This article was originally published in The MuscleTalker December 2010 edition
Last year it was stuffing, so for this year's Christmas newsletter it is another traditional Christmas food: cranberry. Cranberries are a group of evergreen dwarf shrubs, they are found in acidic bogs throughout the cooler parts of the Northern Hemisphere. The flowers are dark pink, with distinctive petals and the fruit is a berry which is initially white, turning red when ripe.
Cranberries are available fresh or as processed products, such as juice, sauce and for a snack, dried. Cranberry sauce is the traditional condiment choice for Christmas and the American Thanksgiving meals.
The majority of health professionals believe there is a clear association between a diet which is high in fruit and vegetables and a low risk of chronic disease. Cranberry is a healthy fruit that is often over looked; they contain the most antioxidant phenols compared to 19 commonly eaten fruits. Recent research shows that these significant amounts of antioxidants and other phytonutrients may help protect against heart disease, cancer and other diseases.
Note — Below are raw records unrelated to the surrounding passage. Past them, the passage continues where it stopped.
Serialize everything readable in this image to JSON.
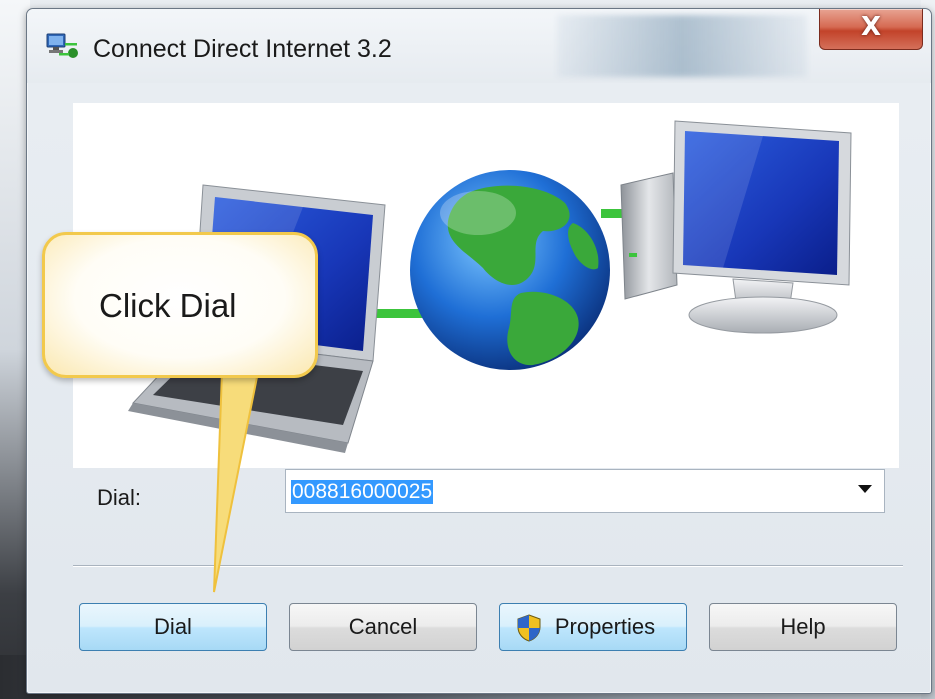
{
  "window": {
    "title": "Connect Direct Internet 3.2",
    "close_label": "X"
  },
  "dial": {
    "label": "Dial:",
    "value": "008816000025"
  },
  "buttons": {
    "dial": "Dial",
    "cancel": "Cancel",
    "properties": "Properties",
    "help": "Help"
  },
  "callout": {
    "text": "Click Dial"
  },
  "icons": [
    "network-connection-icon",
    "close-icon",
    "laptop-icon",
    "globe-icon",
    "desktop-computer-icon",
    "dropdown-arrow-icon",
    "uac-shield-icon"
  ],
  "colors": {
    "selection": "#3399ff",
    "close_button": "#c2432a",
    "callout_border": "#f2c94c",
    "network_line": "#3cc43c"
  }
}
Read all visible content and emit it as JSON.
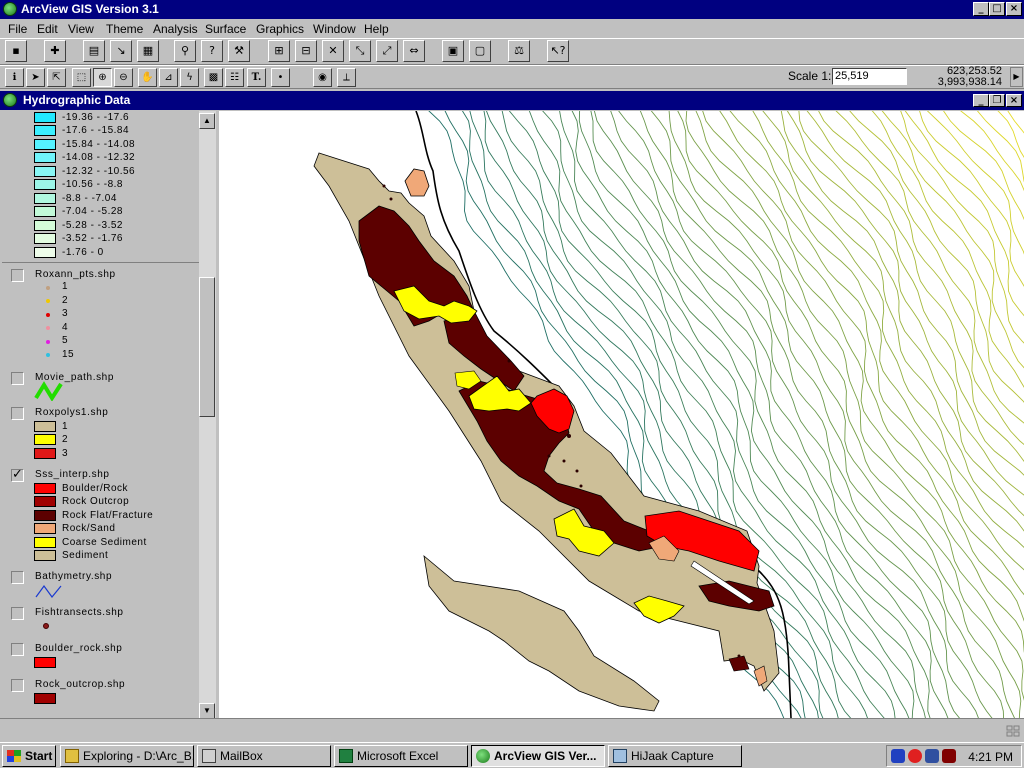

Cranberry juice is more commonly used for urinary infections; they contain proanthocyanidins (PACs) that can prevent the adhesion of certain types of bacteria, including E. coli, associated with urinary tract infections, to the urinary tract wall. The anti-adhesion properties of cranberry may also inhibit the bacteria associated with stomach ulcers and gum disease.
If you have a relaxed approach to your diet over the festive period then pile on the cranberry sauce, it will make you feel better about the rest of the meal!